Another airy and soft perfume is Ann Gérard Perle de Mousse (€125 for 60ml EDP). Ann Gérard is a Parisian jeweller who worked with perfumer Bertrand Duchaufour to create a collection of fragrances with the radiance of gems. Perle de Mousse is a word play on moss, mousse in French, and an allusion to the mossy notes of the composition. It’s an appropriate name for this luminous perfume, but the main theme here is flowers – the white of gardenia, the green of lily of the valley and the yellow of tuberose – wrapped in green leaves. As soon as the cold fizz of the top notes subsides, the intense green pales to soft pistachio, and you’re left with layers of white petals flecked with moss.
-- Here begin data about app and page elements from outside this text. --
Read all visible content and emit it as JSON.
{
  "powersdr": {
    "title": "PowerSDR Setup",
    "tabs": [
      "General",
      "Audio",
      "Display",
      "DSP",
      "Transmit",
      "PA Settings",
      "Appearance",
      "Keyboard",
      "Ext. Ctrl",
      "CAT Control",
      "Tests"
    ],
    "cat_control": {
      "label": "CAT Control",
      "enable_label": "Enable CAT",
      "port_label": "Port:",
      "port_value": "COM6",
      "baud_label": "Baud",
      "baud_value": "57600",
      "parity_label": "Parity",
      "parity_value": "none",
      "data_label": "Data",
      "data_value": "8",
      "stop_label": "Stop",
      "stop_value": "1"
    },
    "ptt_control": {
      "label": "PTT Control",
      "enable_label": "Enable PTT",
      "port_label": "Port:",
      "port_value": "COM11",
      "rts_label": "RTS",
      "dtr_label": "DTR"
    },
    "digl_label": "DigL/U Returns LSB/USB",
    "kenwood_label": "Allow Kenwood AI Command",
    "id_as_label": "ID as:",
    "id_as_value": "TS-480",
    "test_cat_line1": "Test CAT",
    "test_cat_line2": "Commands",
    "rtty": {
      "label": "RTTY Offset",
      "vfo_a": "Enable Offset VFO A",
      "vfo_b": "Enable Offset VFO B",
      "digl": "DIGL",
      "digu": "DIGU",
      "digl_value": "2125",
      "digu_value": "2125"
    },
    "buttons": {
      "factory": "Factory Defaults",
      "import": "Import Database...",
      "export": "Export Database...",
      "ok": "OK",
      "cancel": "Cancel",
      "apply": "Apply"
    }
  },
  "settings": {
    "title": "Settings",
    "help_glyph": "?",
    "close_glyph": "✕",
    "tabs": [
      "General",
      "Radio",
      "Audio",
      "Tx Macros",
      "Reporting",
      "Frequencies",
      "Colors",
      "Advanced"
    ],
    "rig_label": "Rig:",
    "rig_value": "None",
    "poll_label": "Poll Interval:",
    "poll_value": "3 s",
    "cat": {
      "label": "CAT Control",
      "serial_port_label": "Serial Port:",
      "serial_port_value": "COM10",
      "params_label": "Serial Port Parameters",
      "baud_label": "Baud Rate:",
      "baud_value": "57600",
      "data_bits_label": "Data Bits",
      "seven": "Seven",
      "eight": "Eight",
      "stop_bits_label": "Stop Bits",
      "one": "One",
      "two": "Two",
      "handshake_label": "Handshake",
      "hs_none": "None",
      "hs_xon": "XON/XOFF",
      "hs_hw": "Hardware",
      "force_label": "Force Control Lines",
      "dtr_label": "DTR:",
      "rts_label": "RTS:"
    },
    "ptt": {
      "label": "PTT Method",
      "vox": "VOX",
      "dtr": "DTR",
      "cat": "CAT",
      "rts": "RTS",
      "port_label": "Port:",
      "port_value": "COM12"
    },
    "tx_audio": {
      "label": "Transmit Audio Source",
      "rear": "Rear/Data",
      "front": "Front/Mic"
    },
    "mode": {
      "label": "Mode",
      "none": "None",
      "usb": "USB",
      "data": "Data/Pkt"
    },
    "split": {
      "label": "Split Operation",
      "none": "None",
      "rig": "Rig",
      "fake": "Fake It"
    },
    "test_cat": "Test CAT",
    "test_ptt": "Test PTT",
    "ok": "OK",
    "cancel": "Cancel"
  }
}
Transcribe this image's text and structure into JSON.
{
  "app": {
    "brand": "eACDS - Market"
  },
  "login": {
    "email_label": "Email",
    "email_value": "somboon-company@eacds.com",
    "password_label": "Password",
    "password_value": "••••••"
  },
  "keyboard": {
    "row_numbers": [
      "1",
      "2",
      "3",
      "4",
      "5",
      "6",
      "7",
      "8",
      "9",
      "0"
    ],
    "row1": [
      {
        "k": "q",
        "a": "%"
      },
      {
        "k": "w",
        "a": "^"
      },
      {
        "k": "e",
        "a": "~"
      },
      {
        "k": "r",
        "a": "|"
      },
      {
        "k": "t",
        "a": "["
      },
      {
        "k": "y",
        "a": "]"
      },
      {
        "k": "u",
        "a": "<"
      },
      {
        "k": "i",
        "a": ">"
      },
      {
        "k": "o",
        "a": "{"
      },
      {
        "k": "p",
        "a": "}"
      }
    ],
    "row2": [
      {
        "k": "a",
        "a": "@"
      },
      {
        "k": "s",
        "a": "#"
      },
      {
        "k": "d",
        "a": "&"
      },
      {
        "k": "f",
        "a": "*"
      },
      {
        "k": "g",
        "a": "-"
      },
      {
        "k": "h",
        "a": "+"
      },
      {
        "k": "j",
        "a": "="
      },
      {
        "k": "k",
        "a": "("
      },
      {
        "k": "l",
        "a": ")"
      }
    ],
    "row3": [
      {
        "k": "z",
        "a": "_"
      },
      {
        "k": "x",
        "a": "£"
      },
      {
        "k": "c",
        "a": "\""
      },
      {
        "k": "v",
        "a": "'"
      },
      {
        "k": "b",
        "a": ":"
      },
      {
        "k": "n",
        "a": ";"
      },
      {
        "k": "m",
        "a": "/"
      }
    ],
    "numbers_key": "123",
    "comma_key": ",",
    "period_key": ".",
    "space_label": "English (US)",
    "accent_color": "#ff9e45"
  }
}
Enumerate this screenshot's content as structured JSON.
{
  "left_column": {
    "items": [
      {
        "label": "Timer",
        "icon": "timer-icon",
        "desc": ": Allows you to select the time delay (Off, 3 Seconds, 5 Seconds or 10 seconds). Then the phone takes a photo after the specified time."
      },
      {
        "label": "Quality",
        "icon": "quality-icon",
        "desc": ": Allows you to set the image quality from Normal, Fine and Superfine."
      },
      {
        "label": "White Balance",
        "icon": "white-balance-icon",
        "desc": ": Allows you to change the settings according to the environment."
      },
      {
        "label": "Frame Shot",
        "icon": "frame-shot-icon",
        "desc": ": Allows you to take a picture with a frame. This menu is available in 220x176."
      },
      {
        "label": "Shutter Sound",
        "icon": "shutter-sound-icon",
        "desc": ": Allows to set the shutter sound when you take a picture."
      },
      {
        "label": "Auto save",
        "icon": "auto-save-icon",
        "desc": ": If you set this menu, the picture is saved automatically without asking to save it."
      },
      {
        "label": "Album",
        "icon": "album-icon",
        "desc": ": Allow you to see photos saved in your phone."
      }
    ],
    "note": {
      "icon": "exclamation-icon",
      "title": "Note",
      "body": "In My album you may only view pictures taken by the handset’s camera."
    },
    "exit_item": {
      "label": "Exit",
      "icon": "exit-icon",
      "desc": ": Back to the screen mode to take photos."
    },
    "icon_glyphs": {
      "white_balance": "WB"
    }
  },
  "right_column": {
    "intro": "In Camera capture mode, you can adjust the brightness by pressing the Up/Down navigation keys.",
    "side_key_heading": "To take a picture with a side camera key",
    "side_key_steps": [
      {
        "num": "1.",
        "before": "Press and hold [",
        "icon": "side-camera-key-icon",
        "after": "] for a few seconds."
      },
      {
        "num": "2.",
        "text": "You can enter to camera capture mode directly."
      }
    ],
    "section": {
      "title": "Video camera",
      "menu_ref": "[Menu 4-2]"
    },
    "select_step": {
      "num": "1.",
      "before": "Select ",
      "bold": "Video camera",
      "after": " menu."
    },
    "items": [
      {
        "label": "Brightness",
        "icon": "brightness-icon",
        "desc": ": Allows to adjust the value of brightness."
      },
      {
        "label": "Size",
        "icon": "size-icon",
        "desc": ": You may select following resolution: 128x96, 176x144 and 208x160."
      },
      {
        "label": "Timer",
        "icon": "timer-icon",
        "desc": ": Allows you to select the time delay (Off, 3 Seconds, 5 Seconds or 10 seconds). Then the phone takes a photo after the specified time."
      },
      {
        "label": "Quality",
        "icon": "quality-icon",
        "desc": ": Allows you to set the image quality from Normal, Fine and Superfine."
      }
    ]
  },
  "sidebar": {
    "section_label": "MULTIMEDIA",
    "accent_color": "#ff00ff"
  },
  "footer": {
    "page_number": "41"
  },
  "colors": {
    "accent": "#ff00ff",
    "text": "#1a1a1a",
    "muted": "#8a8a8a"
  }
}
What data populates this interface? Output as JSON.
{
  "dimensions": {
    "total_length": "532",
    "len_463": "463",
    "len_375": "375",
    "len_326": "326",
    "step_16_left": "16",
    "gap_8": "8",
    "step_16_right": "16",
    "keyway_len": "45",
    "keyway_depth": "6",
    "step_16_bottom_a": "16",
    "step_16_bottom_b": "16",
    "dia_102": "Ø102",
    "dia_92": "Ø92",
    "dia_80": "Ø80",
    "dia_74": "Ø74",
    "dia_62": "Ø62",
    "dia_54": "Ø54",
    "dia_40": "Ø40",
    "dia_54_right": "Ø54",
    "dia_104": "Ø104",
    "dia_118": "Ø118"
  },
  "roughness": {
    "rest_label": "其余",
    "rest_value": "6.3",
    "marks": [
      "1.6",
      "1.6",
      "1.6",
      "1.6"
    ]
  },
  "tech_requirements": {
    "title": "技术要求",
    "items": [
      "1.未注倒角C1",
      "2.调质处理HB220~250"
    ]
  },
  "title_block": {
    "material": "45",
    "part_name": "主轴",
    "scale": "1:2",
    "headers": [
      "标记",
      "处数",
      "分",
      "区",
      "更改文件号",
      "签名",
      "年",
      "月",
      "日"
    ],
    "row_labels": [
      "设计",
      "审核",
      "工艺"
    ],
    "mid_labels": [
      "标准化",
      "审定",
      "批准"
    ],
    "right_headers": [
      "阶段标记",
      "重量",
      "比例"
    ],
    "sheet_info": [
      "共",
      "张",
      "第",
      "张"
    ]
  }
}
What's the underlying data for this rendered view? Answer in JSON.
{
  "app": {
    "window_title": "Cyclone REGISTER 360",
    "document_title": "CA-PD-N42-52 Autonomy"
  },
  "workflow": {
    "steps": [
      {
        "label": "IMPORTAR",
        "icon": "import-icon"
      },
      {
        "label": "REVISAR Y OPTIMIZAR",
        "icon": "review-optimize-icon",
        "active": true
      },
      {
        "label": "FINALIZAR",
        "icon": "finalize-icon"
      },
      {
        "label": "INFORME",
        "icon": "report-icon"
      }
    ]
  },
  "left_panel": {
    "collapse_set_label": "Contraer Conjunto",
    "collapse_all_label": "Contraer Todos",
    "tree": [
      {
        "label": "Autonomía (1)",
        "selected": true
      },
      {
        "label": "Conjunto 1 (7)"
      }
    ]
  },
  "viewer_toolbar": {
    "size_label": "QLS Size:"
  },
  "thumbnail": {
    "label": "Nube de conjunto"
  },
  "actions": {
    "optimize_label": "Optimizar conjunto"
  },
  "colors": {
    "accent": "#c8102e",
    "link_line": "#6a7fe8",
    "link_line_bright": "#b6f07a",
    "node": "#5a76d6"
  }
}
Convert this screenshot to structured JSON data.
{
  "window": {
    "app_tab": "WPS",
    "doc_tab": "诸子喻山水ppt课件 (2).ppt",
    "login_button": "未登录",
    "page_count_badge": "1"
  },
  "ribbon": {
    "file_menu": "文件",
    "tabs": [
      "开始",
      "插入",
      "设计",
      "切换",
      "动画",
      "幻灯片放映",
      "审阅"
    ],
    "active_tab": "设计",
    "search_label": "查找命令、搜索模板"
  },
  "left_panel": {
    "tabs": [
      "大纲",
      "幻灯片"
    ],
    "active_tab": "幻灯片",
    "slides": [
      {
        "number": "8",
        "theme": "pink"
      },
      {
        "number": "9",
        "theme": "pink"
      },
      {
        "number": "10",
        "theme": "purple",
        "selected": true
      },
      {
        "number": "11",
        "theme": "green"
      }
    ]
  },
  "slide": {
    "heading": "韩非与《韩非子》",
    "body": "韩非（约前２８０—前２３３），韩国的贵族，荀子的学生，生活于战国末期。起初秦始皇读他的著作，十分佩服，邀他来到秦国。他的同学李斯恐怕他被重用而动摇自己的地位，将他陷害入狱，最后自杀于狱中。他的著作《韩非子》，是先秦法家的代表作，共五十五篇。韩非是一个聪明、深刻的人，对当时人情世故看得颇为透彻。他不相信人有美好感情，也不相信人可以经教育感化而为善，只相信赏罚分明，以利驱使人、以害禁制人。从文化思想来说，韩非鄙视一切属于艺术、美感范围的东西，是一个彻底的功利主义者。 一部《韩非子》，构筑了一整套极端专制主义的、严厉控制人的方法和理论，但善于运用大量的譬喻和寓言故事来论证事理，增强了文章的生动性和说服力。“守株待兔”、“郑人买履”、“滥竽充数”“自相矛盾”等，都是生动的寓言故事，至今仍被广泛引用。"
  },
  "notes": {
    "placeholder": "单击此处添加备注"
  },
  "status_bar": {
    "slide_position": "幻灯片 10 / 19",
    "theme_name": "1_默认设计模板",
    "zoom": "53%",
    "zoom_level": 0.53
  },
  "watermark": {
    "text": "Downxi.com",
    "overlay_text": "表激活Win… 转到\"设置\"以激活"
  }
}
Wearing Perle de Mousse reminds me of another distinctive perfume that uses green and floral notes to advantage – Ormonde Jayne Tiare (£110 for 50ml EDP). Luminous and transparent, Tiare nevertheless retains a plush character. The peach and coconut nuances of tiare flowers are enhanced with jasmine and ylang ylang. This high-volume accord might have been overwhelming, if it were not for the green orange flower and iris. Yet it smells of more than just flowers. Tiare smells of places – a garden overgrown with tall grasses and lilies, a florist shop, an Old Delhi stall selling flower garlands.
As for my own wedding fragrance, I had two for each day of the ceremonies and both were inflected with green. One was Goutal Un Matin d’Orage (€87 for 50ml EDT), a vignette of frangipani blossoms scattered on grass. The other was Frédéric Malle Carnal Flower (£165 for 50ml EDP), a tuberose shaded green. It smelt of spring that held the promise of summer.
Victoria Frolova has been writing her perfume blog Boisdejasmin.com since 2005. Her explorations of fragrance touch upon all elements that make this subject rich and complex: science, art, literature, history and culture. Frolova is a recipient of three prestigious Fragrance Foundation FiFi Awards for Editorial Excellence and, since receiving her professional perfumery training, has also been working as a fragrance consultant and researcher.